For those of us young writers who have enjoyed media- and creative freedom, coming to the realization that the real world doesn’t have time for our perspectives can be a frustrating reality check. In pitching stories, I find myself trying to sound correct to the advertisers; they keep the company financially afloat, after all. This is the state of affairs that many young journalism graduates enter.
In South African news media, there is little room for me to freely report from my Black lesbian perspective. When I worked for a newspaper on the community that I had spent my whole life in, I was expected to pitch stories to be understood by a White editor who had never been there. What the editor understood was how she imagined things to be, which is not how things actually are. Unlike in the United States, where gentrification has become cool, White South Africans are still influenced by the propaganda spread by the racist apartheid government, ensuring that people live separate lives and that White people don’t venture into townships.
One of the ways to survive in journalism is by being overly critical of the ruling party. I have found that the level of anger that is expected from a journalist reporting on the ruling party far surpasses the level of anger such a journalist is allowed to have against the injustices and murders that Black South Africans were subjected to under apartheid.
Writing for organizations that support diversity of gender and sexuality allows us to express ourselves in times of joy and sorrow.
This brings us to question the issue of agency. I often wonder who controls our anger, as South African citizens and as people tasked with the responsibility of reporting about the current, historical, and future affairs of our country. It seems as if the mainstream media outlets hold the button or remote of forgiveness, leisurely flipping through the channels and pages and deciding who and what will be forgiven. These outlets make no attempt to hide their biases and continue to erase what does not attract advertisers. But by now, the question should be: Who are these advertisers?

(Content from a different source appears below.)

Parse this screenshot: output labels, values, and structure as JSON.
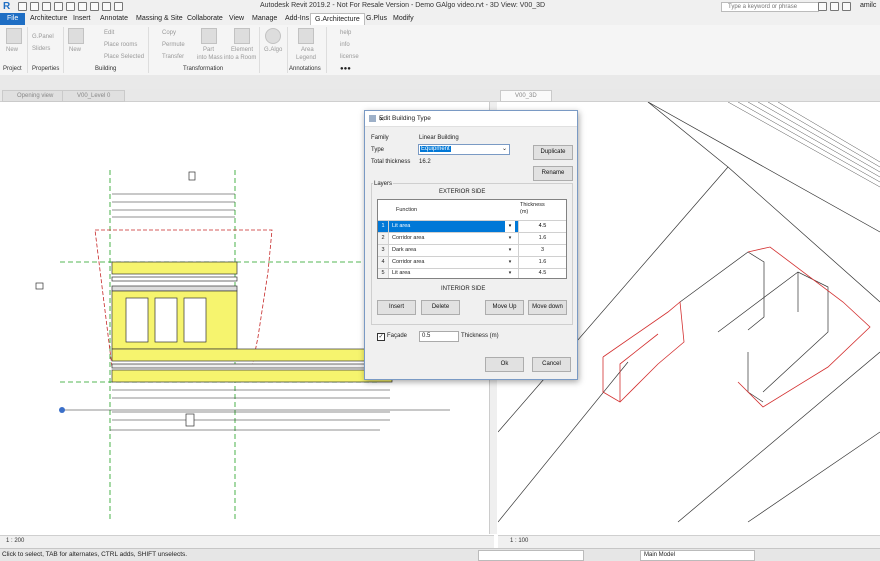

As a thirty-year-old Black lesbian from the township, the probability of me making the headlines as a hate-crime victim is high. My existence in any other context does not sell newspapers and is therefore of no interest to the advertisers, meaning my story will not live beyond that diary meeting. Writing for organizations that support diversity of gender and sexuality allows us to express ourselves in times of joy and sorrow.